**Activity**. Each entry has to be copied exactly, with nothing missed.

========================================================================

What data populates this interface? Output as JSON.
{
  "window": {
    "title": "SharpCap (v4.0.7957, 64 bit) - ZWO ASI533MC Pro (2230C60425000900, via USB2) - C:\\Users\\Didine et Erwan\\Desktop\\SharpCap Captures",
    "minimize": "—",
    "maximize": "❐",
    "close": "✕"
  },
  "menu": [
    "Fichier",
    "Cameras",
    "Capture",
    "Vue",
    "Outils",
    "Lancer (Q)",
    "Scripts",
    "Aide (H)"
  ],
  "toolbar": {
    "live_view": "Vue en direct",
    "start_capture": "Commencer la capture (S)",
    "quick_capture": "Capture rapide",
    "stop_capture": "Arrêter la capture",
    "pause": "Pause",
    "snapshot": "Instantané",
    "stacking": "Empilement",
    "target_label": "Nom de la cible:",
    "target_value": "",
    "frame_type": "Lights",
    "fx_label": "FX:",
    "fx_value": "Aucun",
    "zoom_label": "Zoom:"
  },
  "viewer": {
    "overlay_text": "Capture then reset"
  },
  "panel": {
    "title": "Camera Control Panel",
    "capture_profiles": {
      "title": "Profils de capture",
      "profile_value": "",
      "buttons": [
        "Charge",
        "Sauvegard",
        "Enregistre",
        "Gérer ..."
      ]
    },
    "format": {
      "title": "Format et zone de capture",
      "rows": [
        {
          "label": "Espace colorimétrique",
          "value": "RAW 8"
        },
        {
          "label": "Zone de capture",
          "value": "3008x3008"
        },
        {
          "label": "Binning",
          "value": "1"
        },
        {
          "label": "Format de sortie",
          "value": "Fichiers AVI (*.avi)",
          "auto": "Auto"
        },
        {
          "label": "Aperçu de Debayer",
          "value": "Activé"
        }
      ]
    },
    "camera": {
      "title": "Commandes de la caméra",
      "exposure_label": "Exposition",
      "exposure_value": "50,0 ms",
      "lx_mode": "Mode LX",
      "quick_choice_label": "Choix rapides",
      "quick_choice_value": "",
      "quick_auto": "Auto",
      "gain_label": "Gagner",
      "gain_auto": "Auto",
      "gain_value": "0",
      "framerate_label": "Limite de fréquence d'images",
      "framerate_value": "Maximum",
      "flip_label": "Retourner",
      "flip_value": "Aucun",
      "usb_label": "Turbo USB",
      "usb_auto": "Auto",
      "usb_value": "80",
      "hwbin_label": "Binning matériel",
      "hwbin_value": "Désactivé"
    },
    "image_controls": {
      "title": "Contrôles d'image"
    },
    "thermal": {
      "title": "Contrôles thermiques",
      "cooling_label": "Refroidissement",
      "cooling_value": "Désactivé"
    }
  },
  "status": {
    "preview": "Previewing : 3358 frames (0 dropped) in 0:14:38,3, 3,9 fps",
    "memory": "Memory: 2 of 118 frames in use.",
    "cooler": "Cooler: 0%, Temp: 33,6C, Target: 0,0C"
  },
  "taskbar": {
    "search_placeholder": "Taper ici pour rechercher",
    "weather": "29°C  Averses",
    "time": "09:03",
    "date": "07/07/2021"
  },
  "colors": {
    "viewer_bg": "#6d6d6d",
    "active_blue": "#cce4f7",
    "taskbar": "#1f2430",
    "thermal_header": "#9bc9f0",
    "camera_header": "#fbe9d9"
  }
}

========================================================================

**Exercise response**.
What data populates this interface? Output as JSON.
{
  "window": {
    "title": "SharpCap (v4.0.7957, 64 bit) - ZWO ASI533MC Pro (2230C60425000900, via USB2) - C:\\Users\\Didine et Erwan\\Desktop\\SharpCap Captures",
    "minimize": "—",
    "maximize": "❐",
    "close": "✕"
  },
  "menu": [
    "Fichier",
    "Cameras",
    "Capture",
    "Vue",
    "Outils",
    "Lancer (Q)",
    "Scripts",
    "Aide (H)"
  ],
  "toolbar": {
    "live_view": "Vue en direct",
    "start_capture": "Commencer la capture (S)",
    "quick_capture": "Capture rapide",
    "stop_capture": "Arrêter la capture",
    "pause": "Pause",
    "snapshot": "Instantané",
    "stacking": "Empilement",
    "target_label": "Nom de la cible:",
    "target_value": "",
    "frame_type": "Lights",
    "fx_label": "FX:",
    "fx_value": "Aucun",
    "zoom_label": "Zoom:"
  },
  "viewer": {
    "overlay_text": "Capture then reset"
  },
  "panel": {
    "title": "Camera Control Panel",
    "capture_profiles": {
      "title": "Profils de capture",
      "profile_value": "",
      "buttons": [
        "Charge",
        "Sauvegard",
        "Enregistre",
        "Gérer ..."
      ]
    },
    "format": {
      "title": "Format et zone de capture",
      "rows": [
        {
          "label": "Espace colorimétrique",
          "value": "RAW 8"
        },
        {
          "label": "Zone de capture",
          "value": "3008x3008"
        },
        {
          "label": "Binning",
          "value": "1"
        },
        {
          "label": "Format de sortie",
          "value": "Fichiers AVI (*.avi)",
          "auto": "Auto"
        },
        {
          "label": "Aperçu de Debayer",
          "value": "Activé"
        }
      ]
    },
    "camera": {
      "title": "Commandes de la caméra",
      "exposure_label": "Exposition",
      "exposure_value": "50,0 ms",
      "lx_mode": "Mode LX",
      "quick_choice_label": "Choix rapides",
      "quick_choice_value": "",
      "quick_auto": "Auto",
      "gain_label": "Gagner",
      "gain_auto": "Auto",
      "gain_value": "0",
      "framerate_label": "Limite de fréquence d'images",
      "framerate_value": "Maximum",
      "flip_label": "Retourner",
      "flip_value": "Aucun",
      "usb_label": "Turbo USB",
      "usb_auto": "Auto",
      "usb_value": "80",
      "hwbin_label": "Binning matériel",
      "hwbin_value": "Désactivé"
    },
    "image_controls": {
      "title": "Contrôles d'image"
    },
    "thermal": {
      "title": "Contrôles thermiques",
      "cooling_label": "Refroidissement",
      "cooling_value": "Désactivé"
    }
  },
  "status": {
    "preview": "Previewing : 3358 frames (0 dropped) in 0:14:38,3, 3,9 fps",
    "memory": "Memory: 2 of 118 frames in use.",
    "cooler": "Cooler: 0%, Temp: 33,6C, Target: 0,0C"
  },
  "taskbar": {
    "search_placeholder": "Taper ici pour rechercher",
    "weather": "29°C  Averses",
    "time": "09:03",
    "date": "07/07/2021"
  },
  "colors": {
    "viewer_bg": "#6d6d6d",
    "active_blue": "#cce4f7",
    "taskbar": "#1f2430",
    "thermal_header": "#9bc9f0",
    "camera_header": "#fbe9d9"
  }
}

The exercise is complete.